- Task to complete -
Please show every line from the entries that carries the word "Write".

- Given records -
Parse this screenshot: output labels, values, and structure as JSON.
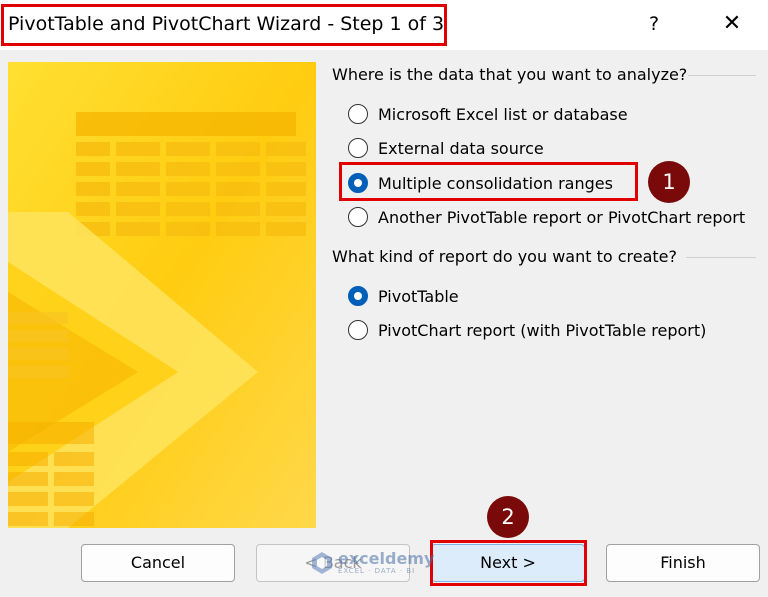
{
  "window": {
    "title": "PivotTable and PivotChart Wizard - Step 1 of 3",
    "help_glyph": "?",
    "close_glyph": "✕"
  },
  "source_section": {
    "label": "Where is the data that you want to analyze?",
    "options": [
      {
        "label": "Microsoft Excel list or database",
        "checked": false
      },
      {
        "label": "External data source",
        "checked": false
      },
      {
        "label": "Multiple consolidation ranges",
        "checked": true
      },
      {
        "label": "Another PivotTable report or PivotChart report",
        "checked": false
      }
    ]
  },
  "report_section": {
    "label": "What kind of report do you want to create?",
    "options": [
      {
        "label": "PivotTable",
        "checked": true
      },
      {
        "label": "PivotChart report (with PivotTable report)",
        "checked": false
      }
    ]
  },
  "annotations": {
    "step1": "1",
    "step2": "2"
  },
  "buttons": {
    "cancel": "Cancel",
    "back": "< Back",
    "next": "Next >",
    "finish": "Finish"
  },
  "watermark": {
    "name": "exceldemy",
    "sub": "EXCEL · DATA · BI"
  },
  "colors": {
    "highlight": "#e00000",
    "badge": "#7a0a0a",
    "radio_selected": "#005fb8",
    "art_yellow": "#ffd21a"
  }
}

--

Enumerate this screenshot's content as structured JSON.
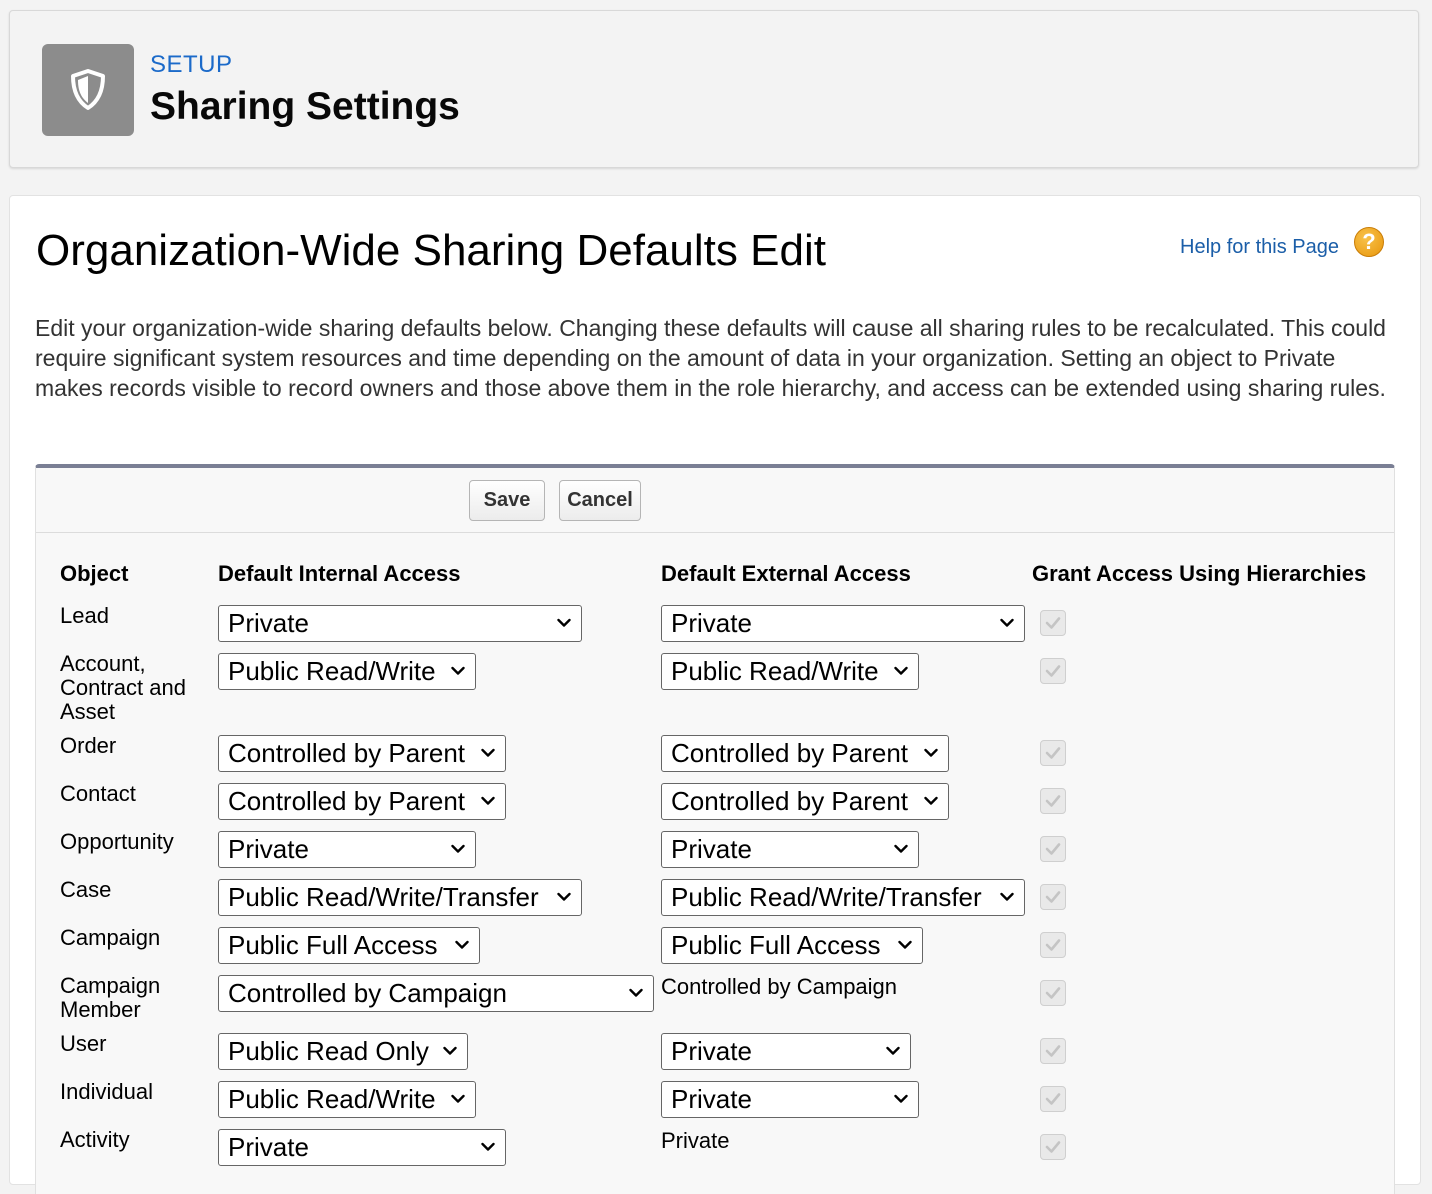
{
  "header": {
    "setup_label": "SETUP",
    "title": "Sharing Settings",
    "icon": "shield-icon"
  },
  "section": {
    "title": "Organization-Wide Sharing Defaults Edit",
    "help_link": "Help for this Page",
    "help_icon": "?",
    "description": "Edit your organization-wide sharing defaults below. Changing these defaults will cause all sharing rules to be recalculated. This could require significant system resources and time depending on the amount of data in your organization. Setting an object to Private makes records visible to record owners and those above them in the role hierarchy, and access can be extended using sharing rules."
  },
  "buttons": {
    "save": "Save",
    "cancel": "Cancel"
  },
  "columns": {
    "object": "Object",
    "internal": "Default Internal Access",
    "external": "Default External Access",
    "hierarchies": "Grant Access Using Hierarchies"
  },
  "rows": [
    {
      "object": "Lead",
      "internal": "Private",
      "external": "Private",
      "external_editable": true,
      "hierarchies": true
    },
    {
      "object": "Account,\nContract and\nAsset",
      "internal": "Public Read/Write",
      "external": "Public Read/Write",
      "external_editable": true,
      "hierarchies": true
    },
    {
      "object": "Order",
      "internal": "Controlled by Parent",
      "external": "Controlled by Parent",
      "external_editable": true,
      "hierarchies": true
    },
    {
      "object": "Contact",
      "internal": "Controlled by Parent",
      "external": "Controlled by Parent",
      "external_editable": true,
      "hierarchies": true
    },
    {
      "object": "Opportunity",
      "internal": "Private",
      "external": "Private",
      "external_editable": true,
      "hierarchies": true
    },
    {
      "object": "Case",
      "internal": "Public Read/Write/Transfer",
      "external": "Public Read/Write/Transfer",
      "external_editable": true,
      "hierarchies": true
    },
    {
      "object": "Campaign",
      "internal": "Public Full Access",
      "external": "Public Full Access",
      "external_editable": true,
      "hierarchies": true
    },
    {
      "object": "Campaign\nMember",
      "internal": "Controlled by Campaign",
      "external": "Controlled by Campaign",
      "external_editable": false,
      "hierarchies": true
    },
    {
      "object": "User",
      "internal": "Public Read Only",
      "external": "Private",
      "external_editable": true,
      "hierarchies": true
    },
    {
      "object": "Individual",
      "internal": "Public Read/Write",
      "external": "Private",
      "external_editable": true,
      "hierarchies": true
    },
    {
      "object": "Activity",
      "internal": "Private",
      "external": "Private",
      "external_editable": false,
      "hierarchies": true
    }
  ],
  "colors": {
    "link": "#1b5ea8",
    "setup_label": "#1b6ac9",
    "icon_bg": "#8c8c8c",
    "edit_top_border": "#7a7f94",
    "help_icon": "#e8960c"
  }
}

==

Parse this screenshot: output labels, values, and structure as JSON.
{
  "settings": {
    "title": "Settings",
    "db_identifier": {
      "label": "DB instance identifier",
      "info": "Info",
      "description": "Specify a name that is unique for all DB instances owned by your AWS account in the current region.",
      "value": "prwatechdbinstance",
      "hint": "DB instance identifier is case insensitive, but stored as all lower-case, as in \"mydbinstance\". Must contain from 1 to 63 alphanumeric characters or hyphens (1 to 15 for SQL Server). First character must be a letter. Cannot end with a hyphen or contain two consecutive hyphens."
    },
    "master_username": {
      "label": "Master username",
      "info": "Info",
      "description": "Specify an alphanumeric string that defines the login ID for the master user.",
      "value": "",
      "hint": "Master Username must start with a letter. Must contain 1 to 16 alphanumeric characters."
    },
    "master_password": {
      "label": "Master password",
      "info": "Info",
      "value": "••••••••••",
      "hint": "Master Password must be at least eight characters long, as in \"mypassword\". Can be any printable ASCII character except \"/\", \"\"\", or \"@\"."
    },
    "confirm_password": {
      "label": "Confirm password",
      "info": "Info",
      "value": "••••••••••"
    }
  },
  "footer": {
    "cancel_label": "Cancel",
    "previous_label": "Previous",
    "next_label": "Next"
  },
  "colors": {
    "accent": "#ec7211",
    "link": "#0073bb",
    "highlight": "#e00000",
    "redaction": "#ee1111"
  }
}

- Output for this exercise -
      "internal": "Public Read/Write",
      "external": "Public Read/Write",
      "internal": "Public Read/Write/Transfer",
      "external": "Public Read/Write/Transfer",
      "internal": "Public Read/Write",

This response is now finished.